You are looking at 1301 fluorescent bulbs planted in an English farm, powered entirely by electrical fields generated by the power lines that float in curves over the top of this field.

 The installation is called simply FIELD. Five years ago, FIELD creator Richard Box was an artist in residence in the physics department at Bristol University, and he got the idea to plant his fluorescent crop after hearing a colleague describe playing light saber games with a fluorescent tube beneath power lines in his backyard. So he bribed a local farmer into letting him set up this extraordinary scene, to recreate the light saber game times a thousand.

How does it all work?

According to the UK Guardian, describing the project when it was first created:
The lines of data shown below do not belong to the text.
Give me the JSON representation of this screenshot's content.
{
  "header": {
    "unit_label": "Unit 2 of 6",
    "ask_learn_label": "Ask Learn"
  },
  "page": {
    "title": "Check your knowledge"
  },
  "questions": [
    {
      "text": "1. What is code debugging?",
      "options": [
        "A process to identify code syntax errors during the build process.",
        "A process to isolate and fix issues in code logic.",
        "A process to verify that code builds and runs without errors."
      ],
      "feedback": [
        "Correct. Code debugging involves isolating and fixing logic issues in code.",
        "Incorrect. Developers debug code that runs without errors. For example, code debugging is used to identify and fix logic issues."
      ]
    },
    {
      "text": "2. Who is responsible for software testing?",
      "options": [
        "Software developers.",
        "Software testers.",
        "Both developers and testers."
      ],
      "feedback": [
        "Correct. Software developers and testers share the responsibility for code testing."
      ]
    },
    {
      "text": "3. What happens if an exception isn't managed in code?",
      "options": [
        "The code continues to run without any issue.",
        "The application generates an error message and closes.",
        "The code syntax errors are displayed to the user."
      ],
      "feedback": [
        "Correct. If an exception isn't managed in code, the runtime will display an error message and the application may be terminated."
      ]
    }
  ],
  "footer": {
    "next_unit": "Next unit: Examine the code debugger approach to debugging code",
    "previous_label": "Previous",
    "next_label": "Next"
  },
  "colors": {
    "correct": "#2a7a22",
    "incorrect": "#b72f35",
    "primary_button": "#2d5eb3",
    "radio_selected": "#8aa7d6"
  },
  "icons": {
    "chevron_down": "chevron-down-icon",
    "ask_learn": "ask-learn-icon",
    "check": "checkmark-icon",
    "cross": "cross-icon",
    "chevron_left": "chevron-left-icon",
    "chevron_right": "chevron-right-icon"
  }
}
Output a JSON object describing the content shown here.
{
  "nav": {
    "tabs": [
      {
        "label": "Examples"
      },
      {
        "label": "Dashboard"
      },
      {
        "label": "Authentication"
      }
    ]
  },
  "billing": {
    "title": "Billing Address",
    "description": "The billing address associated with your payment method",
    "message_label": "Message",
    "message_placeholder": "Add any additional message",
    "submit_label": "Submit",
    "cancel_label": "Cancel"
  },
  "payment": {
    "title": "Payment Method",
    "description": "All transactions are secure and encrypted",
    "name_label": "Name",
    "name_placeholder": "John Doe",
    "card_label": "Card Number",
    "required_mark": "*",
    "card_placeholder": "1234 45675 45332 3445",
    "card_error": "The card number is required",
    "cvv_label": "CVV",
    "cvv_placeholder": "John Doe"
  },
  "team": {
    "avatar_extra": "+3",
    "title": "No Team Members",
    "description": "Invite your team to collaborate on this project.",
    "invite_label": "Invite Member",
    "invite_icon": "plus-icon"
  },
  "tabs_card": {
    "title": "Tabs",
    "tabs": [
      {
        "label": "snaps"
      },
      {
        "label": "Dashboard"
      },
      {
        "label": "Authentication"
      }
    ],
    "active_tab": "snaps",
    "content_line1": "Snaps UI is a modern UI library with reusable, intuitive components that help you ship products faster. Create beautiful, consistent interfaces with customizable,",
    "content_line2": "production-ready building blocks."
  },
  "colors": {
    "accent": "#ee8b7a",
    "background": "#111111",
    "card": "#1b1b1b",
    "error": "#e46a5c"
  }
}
A fluorescent tube glows when an electrical voltage is set up across it. The electric field set up inside the tube excites atoms of mercury gas, making them emit ultraviolet light. This invisible light strikes the phosphor coating on the glass tube, making it glow. Because powerlines are typically 400,000 volts, and Earth is at an electrical potential voltage of zero volts, pylons create electric fields between the cables they carry and the ground.

Box denies that he aimed to draw attention to the potential dangers of powerlines, ‘For me, it was just the amazement of taking something that's invisible and making it visible,' he says. ‘When it worked, I thought: ‘This is amazing.''

 You can see more of Box's work on his website.